Exercise brief
Every line of the material that includes the word "value" is to be shown.

Task inputs
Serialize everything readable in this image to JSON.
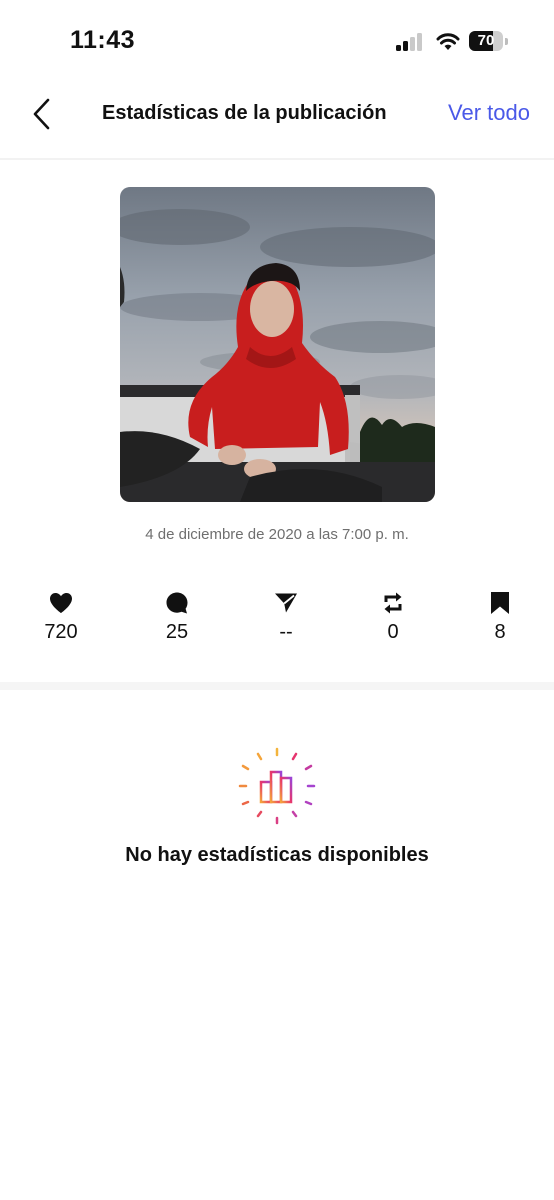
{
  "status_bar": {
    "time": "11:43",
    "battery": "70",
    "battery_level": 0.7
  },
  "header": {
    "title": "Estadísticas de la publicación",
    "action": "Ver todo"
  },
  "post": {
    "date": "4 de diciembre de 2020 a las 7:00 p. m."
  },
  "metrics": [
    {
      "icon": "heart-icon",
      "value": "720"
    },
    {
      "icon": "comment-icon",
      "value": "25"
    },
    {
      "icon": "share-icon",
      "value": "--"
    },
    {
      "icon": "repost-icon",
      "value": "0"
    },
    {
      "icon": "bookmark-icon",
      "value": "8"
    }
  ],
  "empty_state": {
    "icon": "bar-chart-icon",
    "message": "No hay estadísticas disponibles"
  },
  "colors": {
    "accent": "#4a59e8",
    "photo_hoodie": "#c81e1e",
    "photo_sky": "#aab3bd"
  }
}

Answer to this problem
      "value": "720"
      "value": "25"
      "value": "--"
      "value": "0"
      "value": "8"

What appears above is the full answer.